Web page and app entries
+--

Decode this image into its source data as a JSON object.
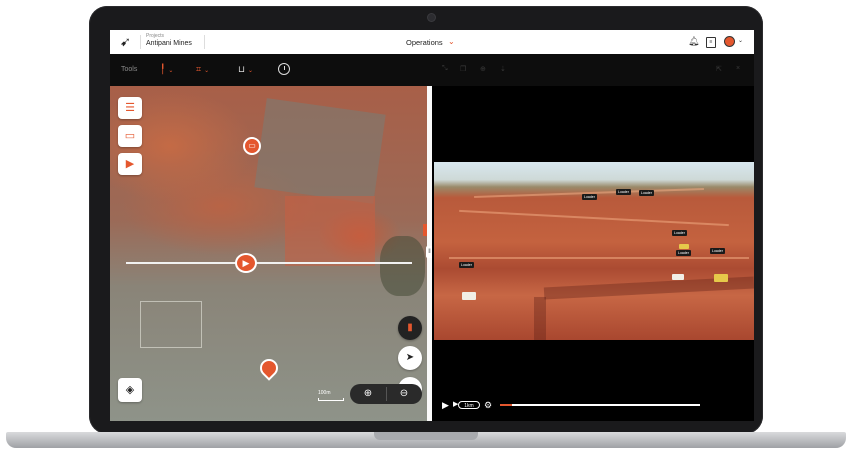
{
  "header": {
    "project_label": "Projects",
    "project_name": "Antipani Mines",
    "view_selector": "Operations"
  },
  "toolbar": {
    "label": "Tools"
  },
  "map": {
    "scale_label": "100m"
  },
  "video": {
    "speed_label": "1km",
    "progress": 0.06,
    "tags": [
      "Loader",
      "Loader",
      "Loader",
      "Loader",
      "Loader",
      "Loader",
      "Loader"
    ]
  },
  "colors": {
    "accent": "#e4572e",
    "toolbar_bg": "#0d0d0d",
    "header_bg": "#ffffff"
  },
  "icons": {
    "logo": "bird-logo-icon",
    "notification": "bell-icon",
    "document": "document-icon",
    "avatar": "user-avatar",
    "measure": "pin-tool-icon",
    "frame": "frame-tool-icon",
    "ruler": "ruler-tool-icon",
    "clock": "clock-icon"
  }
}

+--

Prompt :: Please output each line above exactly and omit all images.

Written response ::
Decode this image into its source data as a JSON object.
{
  "header": {
    "project_label": "Projects",
    "project_name": "Antipani Mines",
    "view_selector": "Operations"
  },
  "toolbar": {
    "label": "Tools"
  },
  "map": {
    "scale_label": "100m"
  },
  "video": {
    "speed_label": "1km",
    "progress": 0.06,
    "tags": [
      "Loader",
      "Loader",
      "Loader",
      "Loader",
      "Loader",
      "Loader",
      "Loader"
    ]
  },
  "colors": {
    "accent": "#e4572e",
    "toolbar_bg": "#0d0d0d",
    "header_bg": "#ffffff"
  },
  "icons": {
    "logo": "bird-logo-icon",
    "notification": "bell-icon",
    "document": "document-icon",
    "avatar": "user-avatar",
    "measure": "pin-tool-icon",
    "frame": "frame-tool-icon",
    "ruler": "ruler-tool-icon",
    "clock": "clock-icon"
  }
}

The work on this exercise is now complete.